(YOUR INSTRUCTIONS) State, as a single number, how many lines in the data below contain "当前时长".

(DATA FOR REVIEW)
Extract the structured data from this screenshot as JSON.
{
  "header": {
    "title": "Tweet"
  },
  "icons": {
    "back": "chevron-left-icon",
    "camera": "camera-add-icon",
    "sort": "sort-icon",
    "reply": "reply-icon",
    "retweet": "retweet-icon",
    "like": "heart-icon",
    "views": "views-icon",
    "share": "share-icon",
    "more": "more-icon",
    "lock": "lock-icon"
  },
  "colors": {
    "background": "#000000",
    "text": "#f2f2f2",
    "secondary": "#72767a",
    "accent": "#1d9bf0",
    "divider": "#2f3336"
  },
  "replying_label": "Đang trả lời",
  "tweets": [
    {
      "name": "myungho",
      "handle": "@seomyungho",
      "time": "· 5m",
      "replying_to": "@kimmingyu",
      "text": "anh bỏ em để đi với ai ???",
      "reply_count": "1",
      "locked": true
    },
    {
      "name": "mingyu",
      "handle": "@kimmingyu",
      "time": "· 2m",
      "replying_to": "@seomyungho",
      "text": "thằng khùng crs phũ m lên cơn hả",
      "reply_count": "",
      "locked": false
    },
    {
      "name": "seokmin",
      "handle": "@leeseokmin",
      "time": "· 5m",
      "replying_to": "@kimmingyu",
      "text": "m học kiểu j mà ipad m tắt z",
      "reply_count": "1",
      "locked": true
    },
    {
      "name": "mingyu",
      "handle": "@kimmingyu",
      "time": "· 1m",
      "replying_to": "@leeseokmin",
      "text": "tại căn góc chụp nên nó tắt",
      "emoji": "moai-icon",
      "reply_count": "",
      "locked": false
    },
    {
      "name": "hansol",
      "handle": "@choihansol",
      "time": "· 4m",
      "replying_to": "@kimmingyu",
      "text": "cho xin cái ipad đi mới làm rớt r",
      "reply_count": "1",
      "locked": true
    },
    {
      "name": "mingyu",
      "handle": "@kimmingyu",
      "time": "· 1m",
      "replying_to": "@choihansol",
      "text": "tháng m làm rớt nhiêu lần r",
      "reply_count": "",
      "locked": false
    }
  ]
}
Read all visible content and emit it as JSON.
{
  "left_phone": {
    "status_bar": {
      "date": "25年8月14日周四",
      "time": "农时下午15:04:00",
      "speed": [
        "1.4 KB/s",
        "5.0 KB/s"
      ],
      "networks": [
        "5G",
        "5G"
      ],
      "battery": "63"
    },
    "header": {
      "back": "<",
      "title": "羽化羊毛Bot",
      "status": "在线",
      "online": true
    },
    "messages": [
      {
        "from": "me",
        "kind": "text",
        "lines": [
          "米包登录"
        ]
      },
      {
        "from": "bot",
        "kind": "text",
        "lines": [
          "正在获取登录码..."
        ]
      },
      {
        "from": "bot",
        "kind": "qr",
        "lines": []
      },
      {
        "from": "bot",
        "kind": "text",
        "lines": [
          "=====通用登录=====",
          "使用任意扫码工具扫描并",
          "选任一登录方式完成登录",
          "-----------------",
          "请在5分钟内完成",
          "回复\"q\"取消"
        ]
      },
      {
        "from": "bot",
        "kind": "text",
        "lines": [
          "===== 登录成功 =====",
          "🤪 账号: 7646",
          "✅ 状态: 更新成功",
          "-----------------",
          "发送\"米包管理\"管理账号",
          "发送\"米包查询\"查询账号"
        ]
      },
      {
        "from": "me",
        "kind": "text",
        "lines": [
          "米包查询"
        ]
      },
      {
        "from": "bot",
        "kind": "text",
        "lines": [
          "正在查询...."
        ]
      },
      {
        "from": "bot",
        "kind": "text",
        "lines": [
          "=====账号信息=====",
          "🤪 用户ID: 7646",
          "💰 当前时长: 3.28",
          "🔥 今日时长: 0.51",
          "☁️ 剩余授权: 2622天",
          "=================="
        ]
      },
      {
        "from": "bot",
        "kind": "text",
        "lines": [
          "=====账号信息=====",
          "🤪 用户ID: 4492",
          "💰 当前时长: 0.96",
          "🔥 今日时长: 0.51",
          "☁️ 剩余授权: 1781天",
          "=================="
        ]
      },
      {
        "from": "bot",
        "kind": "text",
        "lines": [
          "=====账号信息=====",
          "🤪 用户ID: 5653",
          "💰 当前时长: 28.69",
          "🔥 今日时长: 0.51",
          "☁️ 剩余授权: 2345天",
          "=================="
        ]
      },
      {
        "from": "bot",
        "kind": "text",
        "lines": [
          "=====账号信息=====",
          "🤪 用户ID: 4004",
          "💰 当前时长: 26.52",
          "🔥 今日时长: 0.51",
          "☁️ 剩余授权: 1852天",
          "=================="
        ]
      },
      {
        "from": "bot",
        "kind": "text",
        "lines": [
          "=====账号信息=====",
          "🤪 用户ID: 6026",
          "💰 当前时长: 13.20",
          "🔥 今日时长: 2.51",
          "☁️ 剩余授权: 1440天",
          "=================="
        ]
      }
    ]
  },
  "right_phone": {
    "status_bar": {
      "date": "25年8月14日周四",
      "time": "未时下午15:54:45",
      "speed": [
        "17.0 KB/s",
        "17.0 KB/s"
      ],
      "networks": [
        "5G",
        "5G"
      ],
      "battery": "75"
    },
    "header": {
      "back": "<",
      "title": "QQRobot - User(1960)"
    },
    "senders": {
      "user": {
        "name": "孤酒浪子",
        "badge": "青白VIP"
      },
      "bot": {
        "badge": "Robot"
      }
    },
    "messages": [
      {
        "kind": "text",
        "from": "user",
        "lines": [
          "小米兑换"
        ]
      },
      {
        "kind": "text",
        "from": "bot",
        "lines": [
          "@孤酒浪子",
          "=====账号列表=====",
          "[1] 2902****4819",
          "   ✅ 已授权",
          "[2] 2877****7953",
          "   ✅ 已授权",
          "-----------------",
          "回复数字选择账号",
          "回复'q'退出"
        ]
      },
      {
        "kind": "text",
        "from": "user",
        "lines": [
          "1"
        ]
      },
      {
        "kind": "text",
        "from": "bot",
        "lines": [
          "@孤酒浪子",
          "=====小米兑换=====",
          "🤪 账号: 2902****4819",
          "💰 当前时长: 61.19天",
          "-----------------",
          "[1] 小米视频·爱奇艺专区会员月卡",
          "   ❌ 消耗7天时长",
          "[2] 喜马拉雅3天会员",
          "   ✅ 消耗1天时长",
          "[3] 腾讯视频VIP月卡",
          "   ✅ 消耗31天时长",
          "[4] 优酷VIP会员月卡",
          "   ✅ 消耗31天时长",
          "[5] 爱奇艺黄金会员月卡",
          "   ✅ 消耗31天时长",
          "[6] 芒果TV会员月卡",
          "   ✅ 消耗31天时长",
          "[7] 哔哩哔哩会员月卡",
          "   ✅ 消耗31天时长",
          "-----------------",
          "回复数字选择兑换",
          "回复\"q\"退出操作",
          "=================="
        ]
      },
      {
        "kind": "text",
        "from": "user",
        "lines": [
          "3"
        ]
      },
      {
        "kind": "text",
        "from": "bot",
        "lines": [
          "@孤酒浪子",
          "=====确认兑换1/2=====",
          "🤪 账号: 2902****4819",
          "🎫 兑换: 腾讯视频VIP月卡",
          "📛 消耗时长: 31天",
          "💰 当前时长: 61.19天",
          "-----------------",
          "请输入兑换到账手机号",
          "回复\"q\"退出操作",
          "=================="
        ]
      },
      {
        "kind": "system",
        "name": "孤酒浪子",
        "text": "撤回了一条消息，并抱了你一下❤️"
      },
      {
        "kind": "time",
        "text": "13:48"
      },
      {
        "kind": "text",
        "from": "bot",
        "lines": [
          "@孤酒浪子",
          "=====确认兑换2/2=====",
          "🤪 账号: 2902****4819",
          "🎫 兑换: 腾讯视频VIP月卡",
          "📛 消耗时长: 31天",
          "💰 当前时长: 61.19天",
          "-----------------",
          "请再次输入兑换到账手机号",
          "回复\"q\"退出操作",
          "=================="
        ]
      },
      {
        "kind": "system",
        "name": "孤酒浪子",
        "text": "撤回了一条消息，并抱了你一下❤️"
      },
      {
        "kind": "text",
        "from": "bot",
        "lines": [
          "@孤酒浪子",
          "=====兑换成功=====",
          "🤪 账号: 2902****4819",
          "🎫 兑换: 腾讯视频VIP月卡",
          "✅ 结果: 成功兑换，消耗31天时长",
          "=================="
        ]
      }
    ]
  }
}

(ANSWER TO THIS EXERCISE) 8